In the year before I started college, I started seeing a counselor and learned with more clarity what had been going on with my body and mind since my childhood. She equipped me with the tools that I needed to move forward. I learned that I was normal, and that I could be helped, but I also learned that I was dealing with something that wouldn’t just go away with a pill or a single treatment. I was overwhelmed, feeling completely beaten when I started classes the first week of college. But I fought anyway. I forced myself to attend events, even if I left early or didn’t eat. Even while I stared into the pit, I knew I had to either leap or give up, and I didn’t want to give up. So I leapt.
Three years later, after moving into my college apartment for the final semester of college, I wrote my first blog post, “When the Fear Does Not Subside.” In the moments of writing that post, I realized how much I had overcome. Not only was I living the future I had feared, but I was thriving. I was loving my life.
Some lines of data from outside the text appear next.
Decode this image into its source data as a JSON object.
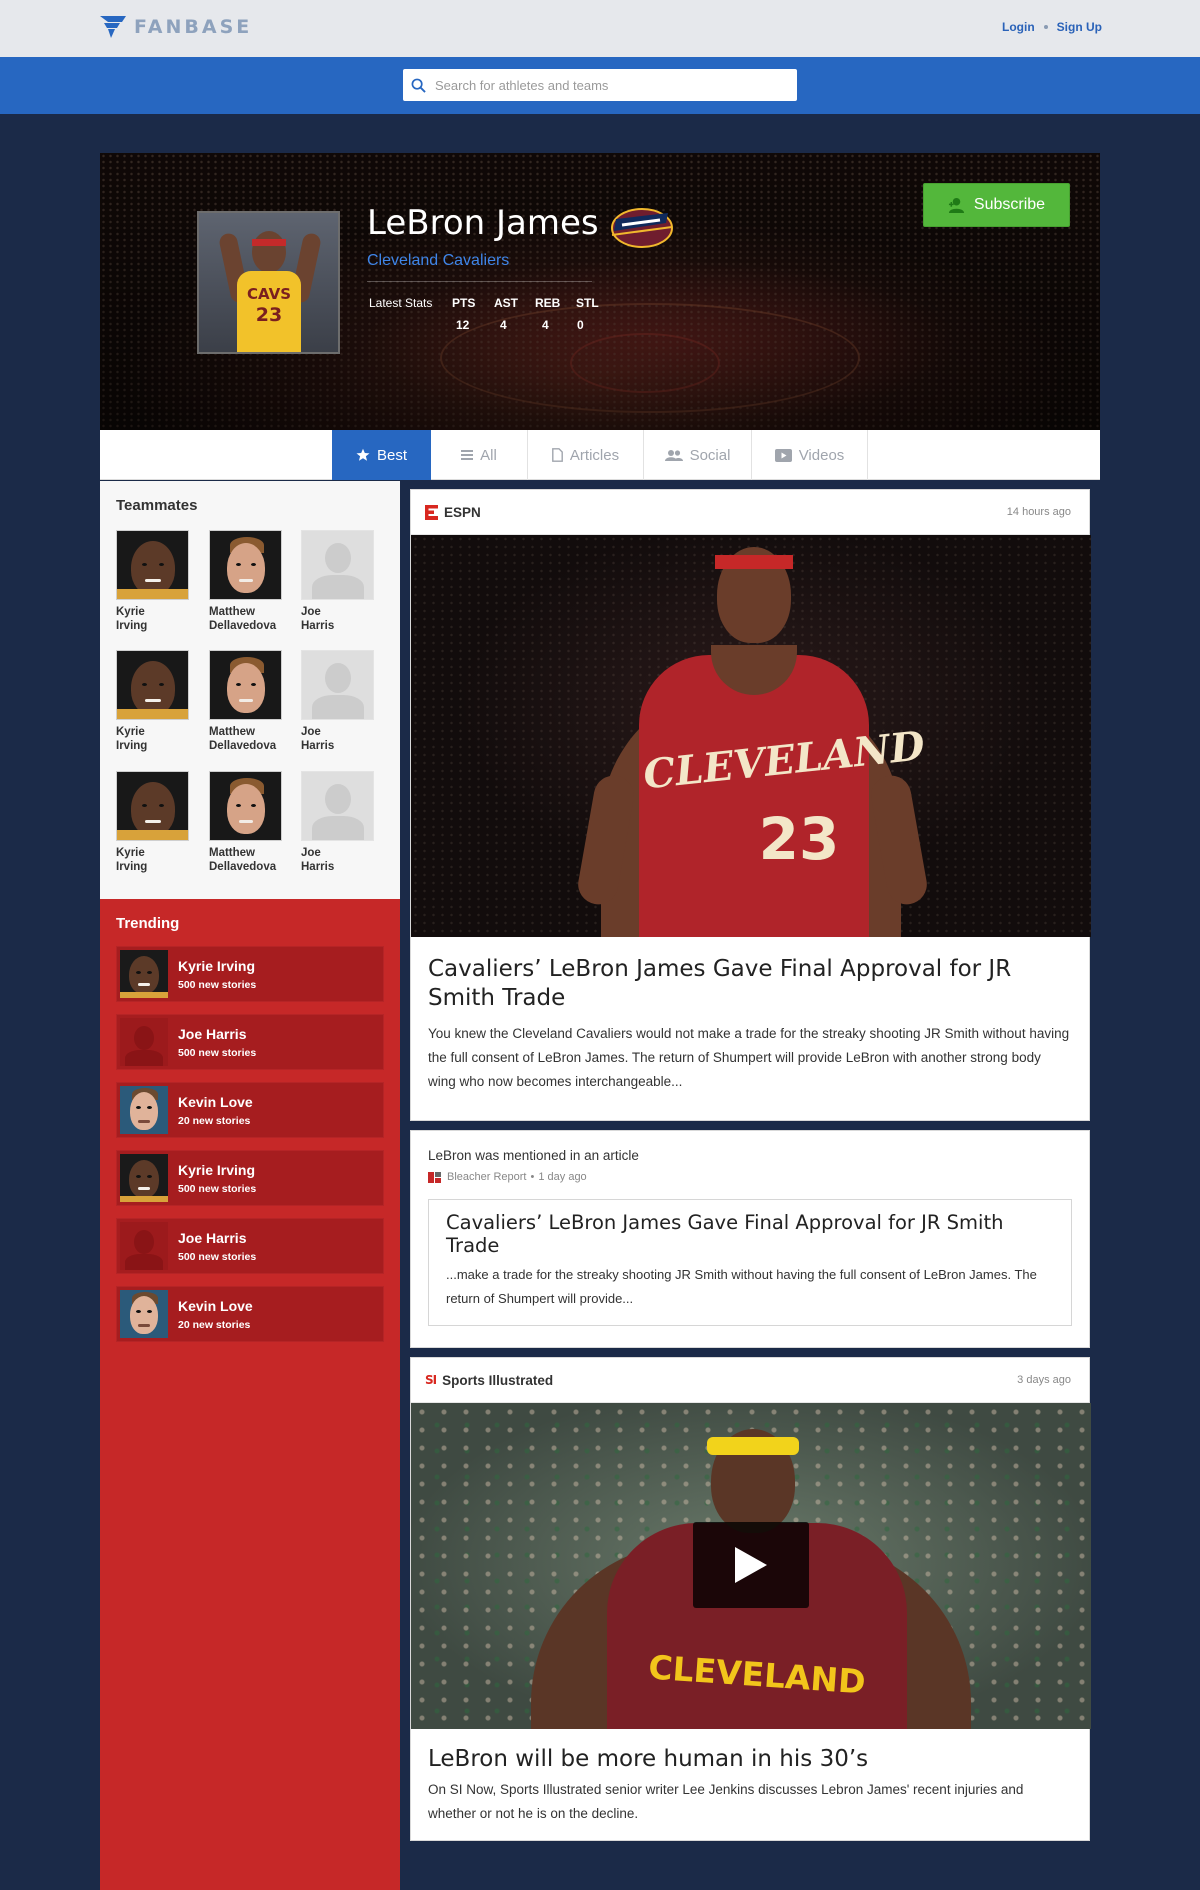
{
  "header": {
    "brand": "FANBASE",
    "login": "Login",
    "signup": "Sign Up"
  },
  "search": {
    "placeholder": "Search for athletes and teams"
  },
  "profile": {
    "name": "LeBron James",
    "team": "Cleveland Cavaliers",
    "jersey_text": "CAVS",
    "jersey_number": "23",
    "subscribe_label": "Subscribe",
    "stats_label": "Latest Stats",
    "stats": [
      {
        "label": "PTS",
        "value": "12"
      },
      {
        "label": "AST",
        "value": "4"
      },
      {
        "label": "REB",
        "value": "4"
      },
      {
        "label": "STL",
        "value": "0"
      }
    ]
  },
  "tabs": [
    {
      "label": "Best",
      "icon": "star-icon",
      "active": true
    },
    {
      "label": "All",
      "icon": "list-icon",
      "active": false
    },
    {
      "label": "Articles",
      "icon": "document-icon",
      "active": false
    },
    {
      "label": "Social",
      "icon": "people-icon",
      "active": false
    },
    {
      "label": "Videos",
      "icon": "video-icon",
      "active": false
    }
  ],
  "sidebar": {
    "teammates_title": "Teammates",
    "teammates": [
      {
        "first": "Kyrie",
        "last": "Irving"
      },
      {
        "first": "Matthew",
        "last": "Dellavedova"
      },
      {
        "first": "Joe",
        "last": "Harris"
      },
      {
        "first": "Kyrie",
        "last": "Irving"
      },
      {
        "first": "Matthew",
        "last": "Dellavedova"
      },
      {
        "first": "Joe",
        "last": "Harris"
      },
      {
        "first": "Kyrie",
        "last": "Irving"
      },
      {
        "first": "Matthew",
        "last": "Dellavedova"
      },
      {
        "first": "Joe",
        "last": "Harris"
      }
    ],
    "trending_title": "Trending",
    "trending": [
      {
        "name": "Kyrie Irving",
        "count": "500 new stories"
      },
      {
        "name": "Joe Harris",
        "count": "500 new stories"
      },
      {
        "name": "Kevin Love",
        "count": "20 new stories"
      },
      {
        "name": "Kyrie Irving",
        "count": "500 new stories"
      },
      {
        "name": "Joe Harris",
        "count": "500 new stories"
      },
      {
        "name": "Kevin Love",
        "count": "20 new stories"
      }
    ]
  },
  "feed": {
    "card1": {
      "source": "ESPN",
      "time": "14 hours ago",
      "image_jersey_text": "CLEVELAND",
      "image_jersey_number": "23",
      "headline": "Cavaliers’ LeBron James Gave Final Approval for JR Smith Trade",
      "excerpt": "You knew the Cleveland Cavaliers would not make a trade for the streaky shooting JR Smith without having the full consent of LeBron James. The return of Shumpert will provide LeBron with another strong body wing who now becomes interchangeable..."
    },
    "card2": {
      "title": "LeBron was mentioned in an article",
      "source": "Bleacher Report",
      "separator": "•",
      "time": "1 day ago",
      "quote_headline": "Cavaliers’ LeBron James Gave Final Approval for JR Smith Trade",
      "quote_text": "...make a trade for the streaky shooting JR Smith without having the full consent of LeBron James. The return of Shumpert will provide..."
    },
    "card3": {
      "source": "Sports Illustrated",
      "source_icon_text": "SI",
      "time": "3 days ago",
      "image_jersey_text": "CLEVELAND",
      "headline": "LeBron will be more human in his 30’s",
      "excerpt": "On SI Now, Sports Illustrated senior writer Lee Jenkins discusses Lebron James' recent injuries and whether or not he is on the decline."
    }
  },
  "colors": {
    "brand_blue": "#2767c1",
    "navy": "#1b2a48",
    "trending_red": "#c62828",
    "subscribe_green": "#53b73b"
  }
}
And all I could feel was grateful.
I didn’t know that an even deeper despair than I had ever felt was waiting to press in on me that winter, or that I would later write “Breaking Through Despair” to describe how I wrestled through it.
After graduating, I still didn’t know what the future looked like, but I was more hopeful than I had ever been. I got a job at my school and had great friendships. I was also finally accepting being single and being comfortable with that.
Little did I know.
That fall, God surprised me more than I could have dreamed when I fell in love with my best friend.
The next year, I was engaged and beginning a master’s degree in creative writing at school in Kentucky. I also went on my very first plane ride to be a “groomsman” (groom’s-maid?) in my friend’s wedding.
In 2018, I got married and moved out of my parents house for the first time. My second flight was to our honeymoon spot in Colorado Springs, where I stood on a mountain thanking God for how far I had come. I later taught my first college classes as part of my MFA program, which is something I never thought I would be able to do. But the stress of everything made me lose weight and develop a restricted diet, which lead to me being told that I needed to go to a facility to be treated for an eating disorder. Thankfully, I was able to recover at home with cognitive behavioral therapy and increased medication. I eventually was able to open up about this and share how I gained ten pounds and, more importantly, confidence and strength.
In 2019, we moved back into my parents house to save money. I continued to travel and make friends, and I graduated that fall after writing a full-length fantasy novel.
I have anxiety sometimes. I am sad sometimes. But I am stronger. When my counselor told me years ago that I would probably always have anxiety, I couldn’t have known that this was what she meant–that I could have an occasional sense of dread and fear, but that I could learn not to fear it. When I was a child, anxiety was like lifting a weight I couldn’t carry. Now, my muscles are stronger. I can lift more and more each day.
I am grateful to be where I am, but I know the journey isn’t over. It’s a constant war with minor skirmishes mixed with long, difficult battles. But I know now that the pit is not so deep, and the distance is narrow, and I am not alone. I never have been.
I would love to keep in touch with you!